I am the author of Achieve Your Dreams. I also published the book Holding Fire: Short Stories of Self-Destruction. I have two kids who I love so much. I just want to be a good role model for them. I hope what I do here makes them proud of me. Please let me know you think about the post by leaving a comment below!

2 Responses so far | Have Your Say!

  1. Zach
    August 11th, 2006 at 2:06 pm #

    Great article.

  2. AMULAI TOURAY
    November 6th, 2006 at 7:52 am #

    I WISH TO CONGRADULATE YOU FOR THE INTERESTING ARTICLE YOU HAVE WRITTEN.
    THE WORLD NEEDS PEOPLE LIKE YOU WHO WILL SENSITIZE THE EXTEND AT WHICH PEOPLE ARE SUFFERING BECAUSE OF WAR WHICH IN MOST CASES IS COURSE BY LACK OF FREEDOM AND POVERTY LEVELED ON THE VULNERABLE BY THE RICH AND FAKE LEADERS

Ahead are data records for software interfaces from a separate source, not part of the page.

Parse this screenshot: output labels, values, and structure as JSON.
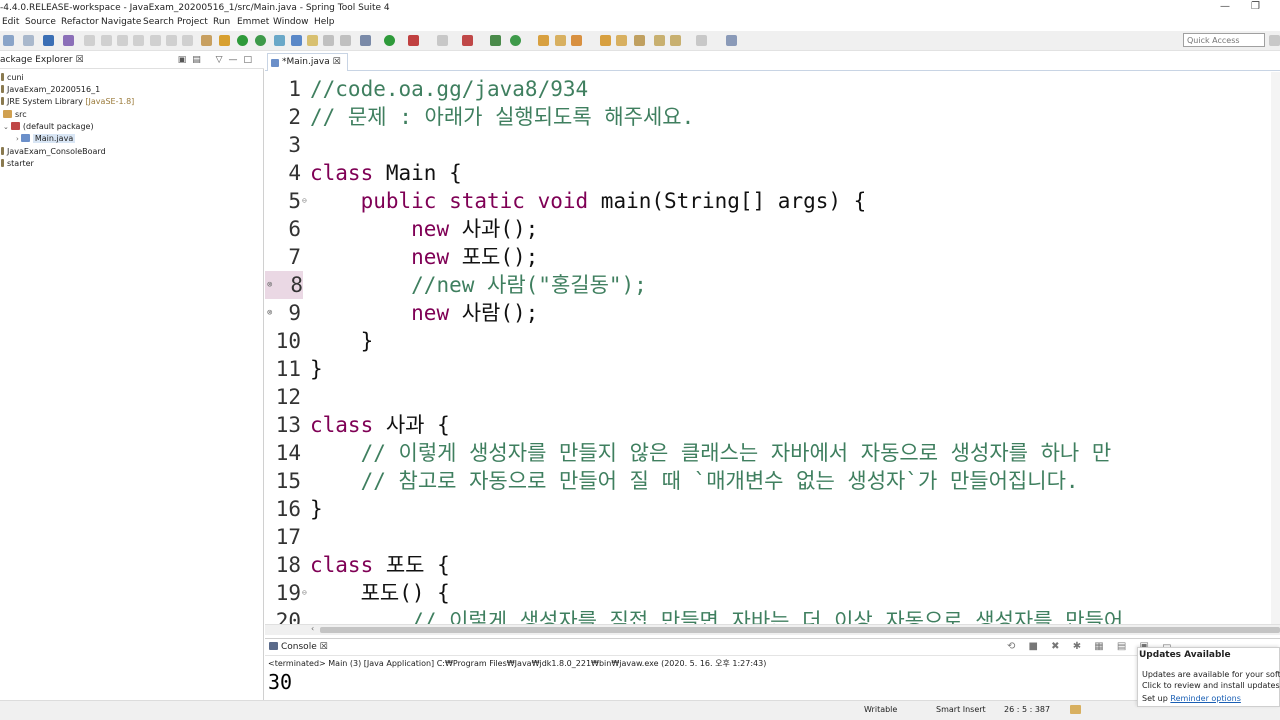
{
  "window": {
    "title": "-4.4.0.RELEASE-workspace - JavaExam_20200516_1/src/Main.java - Spring Tool Suite 4",
    "minimize_glyph": "—",
    "restore_glyph": "❐"
  },
  "menu": [
    "Edit",
    "Source",
    "Refactor",
    "Navigate",
    "Search",
    "Project",
    "Run",
    "Emmet",
    "Window",
    "Help"
  ],
  "toolbar": {
    "quick_access_placeholder": "Quick Access"
  },
  "package_explorer": {
    "tab_label": "ackage Explorer",
    "close_glyph": "☒",
    "tools": "▣▤ ▽—□",
    "items": [
      {
        "label": "cuni",
        "kind": "project"
      },
      {
        "label": "JavaExam_20200516_1",
        "kind": "project"
      },
      {
        "label": "JRE System Library",
        "suffix": "[JavaSE-1.8]",
        "kind": "library"
      },
      {
        "label": "src",
        "kind": "folder"
      },
      {
        "label": "(default package)",
        "kind": "package"
      },
      {
        "label": "Main.java",
        "kind": "file"
      },
      {
        "label": "JavaExam_ConsoleBoard",
        "kind": "project"
      },
      {
        "label": "starter",
        "kind": "project"
      }
    ]
  },
  "editor": {
    "tab_label": "*Main.java",
    "tab_close": "☒",
    "current_line": 8,
    "lines": [
      {
        "n": "1",
        "text": "//code.oa.gg/java8/934"
      },
      {
        "n": "2",
        "text": "// 문제 : 아래가 실행되도록 해주세요."
      },
      {
        "n": "3",
        "text": ""
      },
      {
        "n": "4",
        "kw": "class",
        "text": " Main {"
      },
      {
        "n": "5",
        "indent": "    ",
        "kw": "public static void",
        "text": " main(String[] args) {"
      },
      {
        "n": "6",
        "indent": "        ",
        "kw": "new",
        "text": " 사과();"
      },
      {
        "n": "7",
        "indent": "        ",
        "kw": "new",
        "text": " 포도();"
      },
      {
        "n": "8",
        "indent": "        ",
        "comment": "//new 사람(\"홍길동\");"
      },
      {
        "n": "9",
        "indent": "        ",
        "kw": "new",
        "text": " 사람();"
      },
      {
        "n": "10",
        "text": "    }"
      },
      {
        "n": "11",
        "text": "}"
      },
      {
        "n": "12",
        "text": ""
      },
      {
        "n": "13",
        "kw": "class",
        "text": " 사과 {"
      },
      {
        "n": "14",
        "indent": "    ",
        "comment": "// 이렇게 생성자를 만들지 않은 클래스는 자바에서 자동으로 생성자를 하나 만"
      },
      {
        "n": "15",
        "indent": "    ",
        "comment": "// 참고로 자동으로 만들어 질 때 `매개변수 없는 생성자`가 만들어집니다."
      },
      {
        "n": "16",
        "text": "}"
      },
      {
        "n": "17",
        "text": ""
      },
      {
        "n": "18",
        "kw": "class",
        "text": " 포도 {"
      },
      {
        "n": "19",
        "indent": "    ",
        "text": "포도() {"
      },
      {
        "n": "20",
        "indent": "        ",
        "comment": "// 이렇게 생성자를 직접 만들면 자바는 더 이상 자동으로 생성자를 만들어"
      }
    ]
  },
  "console": {
    "tab_label": "Console",
    "close_glyph": "☒",
    "tools": "⟲ ■ ✖ ✱ ▦ ▤ ▣ ▭",
    "status": "<terminated> Main (3) [Java Application] C:₩Program Files₩Java₩jdk1.8.0_221₩bin₩javaw.exe (2020. 5. 16. 오후 1:27:43)",
    "output": "30"
  },
  "statusbar": {
    "writable": "Writable",
    "insert_mode": "Smart Insert",
    "position": "26 : 5 : 387"
  },
  "updates_popup": {
    "title": "Updates Available",
    "line1": "Updates are available for your softwa",
    "line2": "Click to review and install updates.",
    "setup_prefix": "Set up",
    "setup_link": "Reminder options"
  },
  "colors": {
    "comment": "#3f7f5f",
    "keyword": "#7f0055",
    "current_line_gutter": "#ead8e4",
    "link": "#1a5fb4"
  },
  "icons": [
    "java-file-icon",
    "package-icon",
    "folder-icon",
    "library-icon",
    "project-icon",
    "error-marker-icon",
    "fold-icon"
  ]
}
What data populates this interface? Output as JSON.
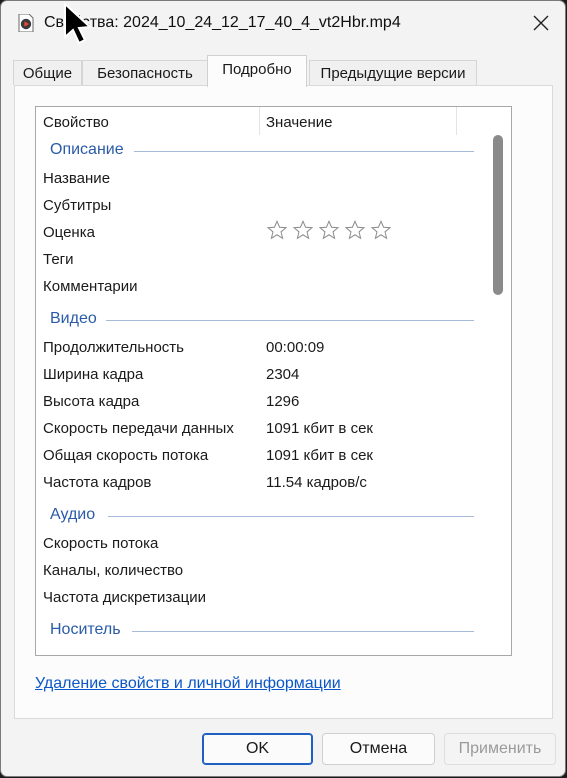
{
  "window": {
    "title": "Свойства: 2024_10_24_12_17_40_4_vt2Hbr.mp4"
  },
  "tabs": [
    {
      "label": "Общие"
    },
    {
      "label": "Безопасность"
    },
    {
      "label": "Подробно"
    },
    {
      "label": "Предыдущие версии"
    }
  ],
  "columns": {
    "property": "Свойство",
    "value": "Значение"
  },
  "groups": {
    "description": {
      "label": "Описание",
      "rows": {
        "title": {
          "name": "Название",
          "value": ""
        },
        "subtitles": {
          "name": "Субтитры",
          "value": ""
        },
        "rating": {
          "name": "Оценка",
          "stars": 0,
          "max_stars": 5
        },
        "tags": {
          "name": "Теги",
          "value": ""
        },
        "comments": {
          "name": "Комментарии",
          "value": ""
        }
      }
    },
    "video": {
      "label": "Видео",
      "rows": {
        "duration": {
          "name": "Продолжительность",
          "value": "00:00:09"
        },
        "width": {
          "name": "Ширина кадра",
          "value": "2304"
        },
        "height": {
          "name": "Высота кадра",
          "value": "1296"
        },
        "data_rate": {
          "name": "Скорость передачи данных",
          "value": "1091 кбит в сек"
        },
        "total_bitrate": {
          "name": "Общая скорость потока",
          "value": "1091 кбит в сек"
        },
        "frame_rate": {
          "name": "Частота кадров",
          "value": "11.54 кадров/с"
        }
      }
    },
    "audio": {
      "label": "Аудио",
      "rows": {
        "bitrate": {
          "name": "Скорость потока",
          "value": ""
        },
        "channels": {
          "name": "Каналы, количество",
          "value": ""
        },
        "sample_rate": {
          "name": "Частота дискретизации",
          "value": ""
        }
      }
    },
    "media": {
      "label": "Носитель"
    }
  },
  "links": {
    "remove_properties": "Удаление свойств и личной информации"
  },
  "buttons": {
    "ok": "OK",
    "cancel": "Отмена",
    "apply": "Применить"
  },
  "colors": {
    "group_text": "#2a5ba8",
    "link": "#0b57c7",
    "accent": "#1f5fbf"
  }
}
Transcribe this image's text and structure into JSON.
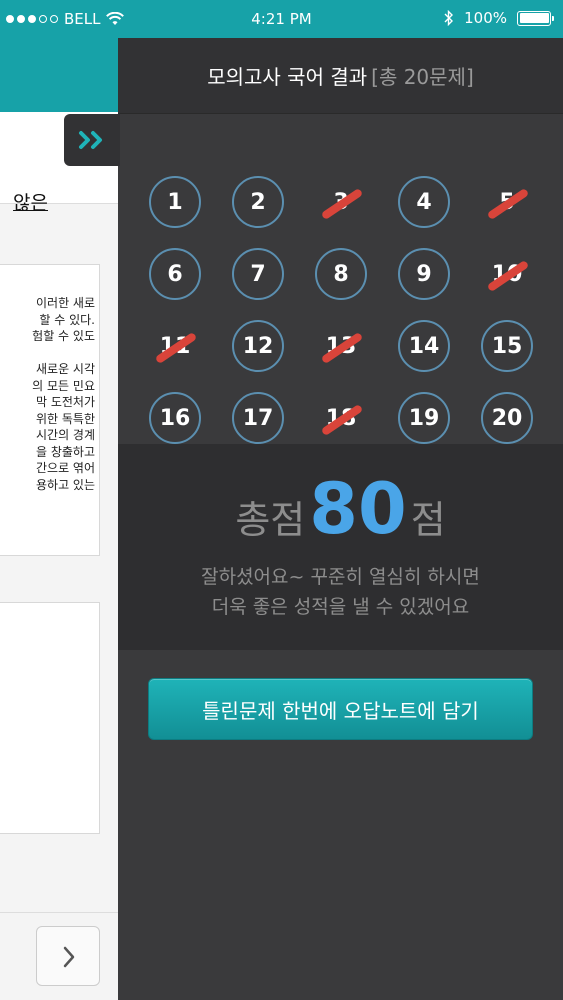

    ITS REALLY INTERESTING
    THANKZ MAN FOR THE HARDWORK KNOW THAT ONLY GOD CAN REWARD YOU FOR THIS

Children suffering from Poverty